PROBLEM DESCRIPTION
Restate each entry shown beneath this instruction, keeping its wording intact.

Element data from apps and pages
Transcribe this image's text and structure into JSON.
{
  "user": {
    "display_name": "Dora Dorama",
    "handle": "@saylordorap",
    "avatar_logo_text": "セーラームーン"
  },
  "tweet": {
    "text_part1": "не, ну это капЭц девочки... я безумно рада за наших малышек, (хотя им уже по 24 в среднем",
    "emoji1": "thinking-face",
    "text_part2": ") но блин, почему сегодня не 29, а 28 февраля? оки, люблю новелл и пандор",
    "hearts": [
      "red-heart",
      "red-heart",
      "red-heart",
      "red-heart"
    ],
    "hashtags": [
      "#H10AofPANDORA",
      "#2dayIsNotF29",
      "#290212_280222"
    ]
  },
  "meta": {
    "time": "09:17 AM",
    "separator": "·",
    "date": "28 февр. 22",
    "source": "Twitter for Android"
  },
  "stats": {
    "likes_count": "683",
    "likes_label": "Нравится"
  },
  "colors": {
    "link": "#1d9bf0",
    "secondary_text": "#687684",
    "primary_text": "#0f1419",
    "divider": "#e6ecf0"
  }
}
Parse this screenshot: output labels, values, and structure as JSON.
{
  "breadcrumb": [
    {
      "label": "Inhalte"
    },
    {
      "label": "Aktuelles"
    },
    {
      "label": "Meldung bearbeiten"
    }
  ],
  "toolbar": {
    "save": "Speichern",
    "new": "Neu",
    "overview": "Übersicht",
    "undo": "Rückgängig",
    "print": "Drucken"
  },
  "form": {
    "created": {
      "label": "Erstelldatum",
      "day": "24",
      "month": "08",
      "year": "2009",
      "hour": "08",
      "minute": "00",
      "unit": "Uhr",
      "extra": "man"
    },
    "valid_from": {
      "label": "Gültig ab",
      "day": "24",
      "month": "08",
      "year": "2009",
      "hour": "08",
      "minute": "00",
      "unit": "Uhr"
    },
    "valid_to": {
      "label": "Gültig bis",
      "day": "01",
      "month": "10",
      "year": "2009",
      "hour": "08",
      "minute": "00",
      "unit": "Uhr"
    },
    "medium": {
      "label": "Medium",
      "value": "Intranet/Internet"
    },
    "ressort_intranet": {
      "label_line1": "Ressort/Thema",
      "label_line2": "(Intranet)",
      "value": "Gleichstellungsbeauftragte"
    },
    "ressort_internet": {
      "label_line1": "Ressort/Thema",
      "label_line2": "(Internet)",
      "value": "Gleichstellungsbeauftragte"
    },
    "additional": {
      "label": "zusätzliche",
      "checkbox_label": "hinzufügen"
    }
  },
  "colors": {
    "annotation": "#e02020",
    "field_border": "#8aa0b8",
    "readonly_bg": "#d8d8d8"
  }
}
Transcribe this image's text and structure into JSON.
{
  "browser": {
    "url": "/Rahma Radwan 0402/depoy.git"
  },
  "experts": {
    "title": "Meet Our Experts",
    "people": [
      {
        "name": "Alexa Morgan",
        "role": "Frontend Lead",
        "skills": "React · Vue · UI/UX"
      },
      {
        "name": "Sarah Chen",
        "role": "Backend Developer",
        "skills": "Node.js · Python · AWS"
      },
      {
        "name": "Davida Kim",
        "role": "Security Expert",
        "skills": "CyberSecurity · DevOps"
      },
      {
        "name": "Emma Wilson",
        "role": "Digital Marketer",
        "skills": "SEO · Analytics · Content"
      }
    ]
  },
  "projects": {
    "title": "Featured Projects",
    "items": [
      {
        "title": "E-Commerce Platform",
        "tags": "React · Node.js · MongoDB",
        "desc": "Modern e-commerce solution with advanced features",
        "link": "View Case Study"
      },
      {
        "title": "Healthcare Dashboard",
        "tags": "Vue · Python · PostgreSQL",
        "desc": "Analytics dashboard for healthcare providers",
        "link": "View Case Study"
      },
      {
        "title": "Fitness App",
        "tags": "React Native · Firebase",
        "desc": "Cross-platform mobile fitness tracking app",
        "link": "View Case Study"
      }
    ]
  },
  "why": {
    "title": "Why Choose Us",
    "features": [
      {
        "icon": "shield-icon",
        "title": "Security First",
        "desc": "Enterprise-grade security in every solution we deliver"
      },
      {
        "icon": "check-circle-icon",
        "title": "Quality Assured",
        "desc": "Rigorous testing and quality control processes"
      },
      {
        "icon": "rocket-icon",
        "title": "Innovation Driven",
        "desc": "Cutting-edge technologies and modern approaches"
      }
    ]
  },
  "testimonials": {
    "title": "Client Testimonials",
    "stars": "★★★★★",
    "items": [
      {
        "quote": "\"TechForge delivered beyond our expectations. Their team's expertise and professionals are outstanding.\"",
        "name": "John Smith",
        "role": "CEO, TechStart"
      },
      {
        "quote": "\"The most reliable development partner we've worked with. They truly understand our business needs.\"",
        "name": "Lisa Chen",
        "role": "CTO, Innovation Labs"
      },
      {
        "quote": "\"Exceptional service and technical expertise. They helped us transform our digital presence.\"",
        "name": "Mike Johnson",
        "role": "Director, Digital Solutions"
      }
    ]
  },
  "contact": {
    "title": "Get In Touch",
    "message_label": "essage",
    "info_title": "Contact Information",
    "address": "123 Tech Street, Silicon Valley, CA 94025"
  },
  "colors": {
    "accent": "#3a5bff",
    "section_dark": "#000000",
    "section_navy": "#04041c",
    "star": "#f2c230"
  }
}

ANSWER FOR THE TASK
Transcribe this image's text and structure into JSON.
{
  "user": {
    "display_name": "Dora Dorama",
    "handle": "@saylordorap",
    "avatar_logo_text": "セーラームーン"
  },
  "tweet": {
    "text_part1": "не, ну это капЭц девочки... я безумно рада за наших малышек, (хотя им уже по 24 в среднем",
    "emoji1": "thinking-face",
    "text_part2": ") но блин, почему сегодня не 29, а 28 февраля? оки, люблю новелл и пандор",
    "hearts": [
      "red-heart",
      "red-heart",
      "red-heart",
      "red-heart"
    ],
    "hashtags": [
      "#H10AofPANDORA",
      "#2dayIsNotF29",
      "#290212_280222"
    ]
  },
  "meta": {
    "time": "09:17 AM",
    "separator": "·",
    "date": "28 февр. 22",
    "source": "Twitter for Android"
  },
  "stats": {
    "likes_count": "683",
    "likes_label": "Нравится"
  },
  "colors": {
    "link": "#1d9bf0",
    "secondary_text": "#687684",
    "primary_text": "#0f1419",
    "divider": "#e6ecf0"
  }
}
Parse this screenshot: output labels, values, and structure as JSON.
{
  "breadcrumb": [
    {
      "label": "Inhalte"
    },
    {
      "label": "Aktuelles"
    },
    {
      "label": "Meldung bearbeiten"
    }
  ],
  "toolbar": {
    "save": "Speichern",
    "new": "Neu",
    "overview": "Übersicht",
    "undo": "Rückgängig",
    "print": "Drucken"
  },
  "form": {
    "created": {
      "label": "Erstelldatum",
      "day": "24",
      "month": "08",
      "year": "2009",
      "hour": "08",
      "minute": "00",
      "unit": "Uhr",
      "extra": "man"
    },
    "valid_from": {
      "label": "Gültig ab",
      "day": "24",
      "month": "08",
      "year": "2009",
      "hour": "08",
      "minute": "00",
      "unit": "Uhr"
    },
    "valid_to": {
      "label": "Gültig bis",
      "day": "01",
      "month": "10",
      "year": "2009",
      "hour": "08",
      "minute": "00",
      "unit": "Uhr"
    },
    "medium": {
      "label": "Medium",
      "value": "Intranet/Internet"
    },
    "ressort_intranet": {
      "label_line1": "Ressort/Thema",
      "label_line2": "(Intranet)",
      "value": "Gleichstellungsbeauftragte"
    },
    "ressort_internet": {
      "label_line1": "Ressort/Thema",
      "label_line2": "(Internet)",
      "value": "Gleichstellungsbeauftragte"
    },
    "additional": {
      "label": "zusätzliche",
      "checkbox_label": "hinzufügen"
    }
  },
  "colors": {
    "annotation": "#e02020",
    "field_border": "#8aa0b8",
    "readonly_bg": "#d8d8d8"
  }
}
Transcribe this image's text and structure into JSON.
{
  "browser": {
    "url": "/Rahma Radwan 0402/depoy.git"
  },
  "experts": {
    "title": "Meet Our Experts",
    "people": [
      {
        "name": "Alexa Morgan",
        "role": "Frontend Lead",
        "skills": "React · Vue · UI/UX"
      },
      {
        "name": "Sarah Chen",
        "role": "Backend Developer",
        "skills": "Node.js · Python · AWS"
      },
      {
        "name": "Davida Kim",
        "role": "Security Expert",
        "skills": "CyberSecurity · DevOps"
      },
      {
        "name": "Emma Wilson",
        "role": "Digital Marketer",
        "skills": "SEO · Analytics · Content"
      }
    ]
  },
  "projects": {
    "title": "Featured Projects",
    "items": [
      {
        "title": "E-Commerce Platform",
        "tags": "React · Node.js · MongoDB",
        "desc": "Modern e-commerce solution with advanced features",
        "link": "View Case Study"
      },
      {
        "title": "Healthcare Dashboard",
        "tags": "Vue · Python · PostgreSQL",
        "desc": "Analytics dashboard for healthcare providers",
        "link": "View Case Study"
      },
      {
        "title": "Fitness App",
        "tags": "React Native · Firebase",
        "desc": "Cross-platform mobile fitness tracking app",
        "link": "View Case Study"
      }
    ]
  },
  "why": {
    "title": "Why Choose Us",
    "features": [
      {
        "icon": "shield-icon",
        "title": "Security First",
        "desc": "Enterprise-grade security in every solution we deliver"
      },
      {
        "icon": "check-circle-icon",
        "title": "Quality Assured",
        "desc": "Rigorous testing and quality control processes"
      },
      {
        "icon": "rocket-icon",
        "title": "Innovation Driven",
        "desc": "Cutting-edge technologies and modern approaches"
      }
    ]
  },
  "testimonials": {
    "title": "Client Testimonials",
    "stars": "★★★★★",
    "items": [
      {
        "quote": "\"TechForge delivered beyond our expectations. Their team's expertise and professionals are outstanding.\"",
        "name": "John Smith",
        "role": "CEO, TechStart"
      },
      {
        "quote": "\"The most reliable development partner we've worked with. They truly understand our business needs.\"",
        "name": "Lisa Chen",
        "role": "CTO, Innovation Labs"
      },
      {
        "quote": "\"Exceptional service and technical expertise. They helped us transform our digital presence.\"",
        "name": "Mike Johnson",
        "role": "Director, Digital Solutions"
      }
    ]
  },
  "contact": {
    "title": "Get In Touch",
    "message_label": "essage",
    "info_title": "Contact Information",
    "address": "123 Tech Street, Silicon Valley, CA 94025"
  },
  "colors": {
    "accent": "#3a5bff",
    "section_dark": "#000000",
    "section_navy": "#04041c",
    "star": "#f2c230"
  }
}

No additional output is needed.